We’re witnessing a significant shift towards mobile nowadays, which affects the model of players. Mobile is quick and relatively easy to approach. Simple to start attracts more people towards games. Non-gamers are becoming players, expanding the number of casual gamers against hardcore ones. We might say that we’re witnessing the democratization of gaming – the people are retrieving the market from the few (casual from hardcore gamers). The market was transferring towards mobile for some time, but COVID and lockdowns accelerated this trend. The numbers of mobile games are overwhelming – over 80 billion downloads and an estimated $120B in revenue.
The changes and growth (revenue) in games suggest that we also face shifts in monetization models. Unfortunately, the pace of developments is fossilizing games. As we know, we can play a game by paying for it, or have it for free and watch ads, or pay-in-game. Mostly, that’s all we can do. We must say that monetization models of games don’t keep up the pace of changes. Let’s assume that a person has 5 mins a day to play a game. Is somewhere in between something and would like to play. Instead of having fun, casual gamers are watching ads or paying to use the gameplay. Either by buying in-game currency to buy more virtual items. It ends up that either casual gamers are watching ads or paying to win.
We’ve already noticed that the barrier between producer and consumer blurs, and it looks that games are resisting to accept that. Of course, the goal here isn’t to make all the casual gamers developers. Although, besides the pure joy of playing, they also might benefit instead of ending with empty wallets.
It’s only partially true that games aren’t innovating with monetization models. Recently, the entire world has been flooding once again with Blockchain. I guess most of us are already accustomed to the buzz that this technology is creating, but this time it might be a real gamechanger (literally). NFTs – non-fungible tokens – in games related to the Blockchain’s cryptocurrency allow users to monetize time spent on a game and create and sell in-game objects.
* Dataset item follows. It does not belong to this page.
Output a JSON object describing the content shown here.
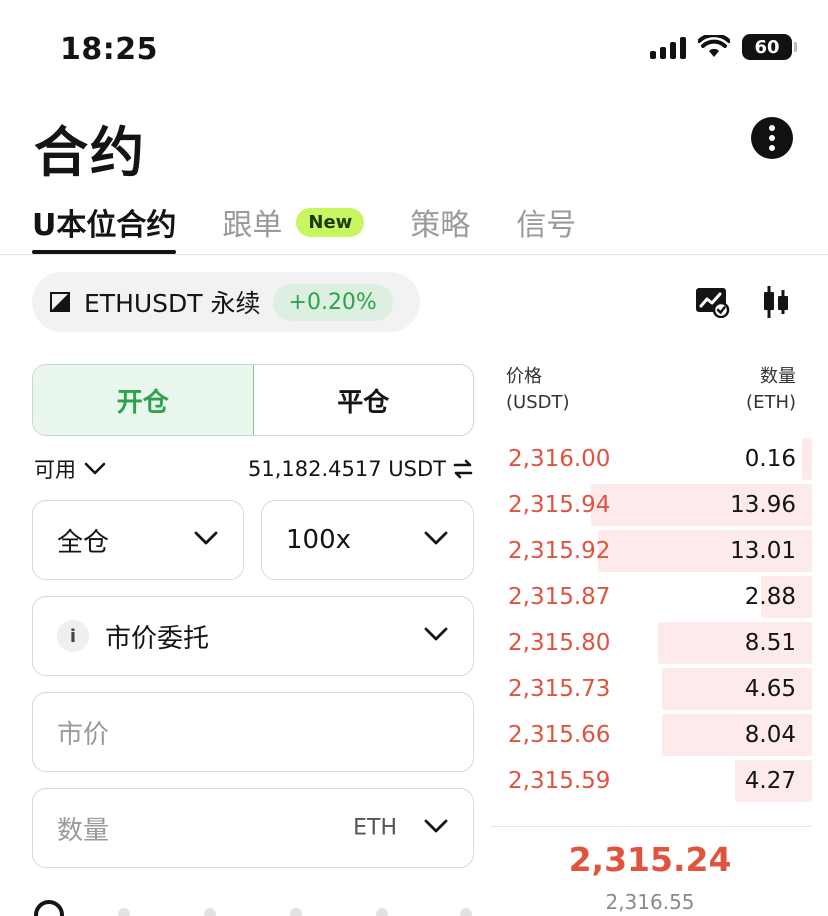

It’s both innovative and noble that Blockchain promotes gratification for players. We might start noticing the revolution (disruption) in games.
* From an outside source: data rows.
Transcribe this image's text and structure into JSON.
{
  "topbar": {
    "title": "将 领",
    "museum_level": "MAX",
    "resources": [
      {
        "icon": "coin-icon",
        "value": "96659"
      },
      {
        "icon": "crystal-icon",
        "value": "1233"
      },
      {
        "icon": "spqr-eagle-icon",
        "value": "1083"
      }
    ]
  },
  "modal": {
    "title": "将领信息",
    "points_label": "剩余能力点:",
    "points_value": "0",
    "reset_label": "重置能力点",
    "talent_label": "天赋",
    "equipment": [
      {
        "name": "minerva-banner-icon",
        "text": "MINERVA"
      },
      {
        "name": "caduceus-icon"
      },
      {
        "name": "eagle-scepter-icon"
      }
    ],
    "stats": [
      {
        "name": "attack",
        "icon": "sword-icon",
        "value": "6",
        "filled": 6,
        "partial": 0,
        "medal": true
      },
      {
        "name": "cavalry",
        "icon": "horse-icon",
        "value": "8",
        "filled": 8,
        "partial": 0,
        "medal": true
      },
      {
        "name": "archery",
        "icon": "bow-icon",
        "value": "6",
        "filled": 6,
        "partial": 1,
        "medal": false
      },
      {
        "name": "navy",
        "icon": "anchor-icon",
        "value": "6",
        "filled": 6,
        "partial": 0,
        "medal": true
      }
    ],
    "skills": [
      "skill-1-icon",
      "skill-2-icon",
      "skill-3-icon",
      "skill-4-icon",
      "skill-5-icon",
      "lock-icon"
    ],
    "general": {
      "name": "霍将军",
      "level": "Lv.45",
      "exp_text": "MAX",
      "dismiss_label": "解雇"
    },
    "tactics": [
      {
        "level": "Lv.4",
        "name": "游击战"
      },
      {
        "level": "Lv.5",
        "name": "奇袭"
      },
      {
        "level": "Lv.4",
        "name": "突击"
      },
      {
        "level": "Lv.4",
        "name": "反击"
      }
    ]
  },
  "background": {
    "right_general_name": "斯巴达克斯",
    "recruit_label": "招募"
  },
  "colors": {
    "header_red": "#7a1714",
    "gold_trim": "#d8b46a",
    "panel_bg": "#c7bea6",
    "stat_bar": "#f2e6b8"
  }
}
Still, some games have more considerable potential in paying users for playing. Of course, skill-based games.
As we know, the gaming market is going mobile, and the casual player’s type is (or will be) dominant. Casual players look for quick gameplay with easy access to the game. Skill-based games, also called casual eSport, as the name suggests, are crafted to fulfill the needs of those players.
We already know that skill-based games gratify players with real cash prizes. Players are challenging themselves, and the winner collects the price.
Therefore, we might introduce a new monetization model in games: CHALLENGE TO EARN!
Challenge to earn are skill-based games (or casual eSport games, or mobile, competitive eSport games) which allow users to monetize their winning. Skill-based are casual or hyper-casual games played in the forms of competitions, or tournaments, where users bet on themselves. Once they win, they collect the cash (or other forms) price.
Skill-based games typically offer quick gameplays – not more than 5 minutes, and match users based on their performance in-game or platform. Challenge to earn competitions are played on a dedicated platform like WinZo, Skillz, GameTaco, etc.
Let’s leave the definition as it is now. Of course, it requires additional explanations, but with every novelty, it also requires familiarization.
CHALLENGE TO EARN IT IS!
About the Author:
Piotr Zwierzyk – co-founder of Reality Unit
He has been working on businesses of all kinds since he knows how to walk. In the old times, it was retail, next transferred to online, where he’s ever since. Now focusing on changing the way people play games.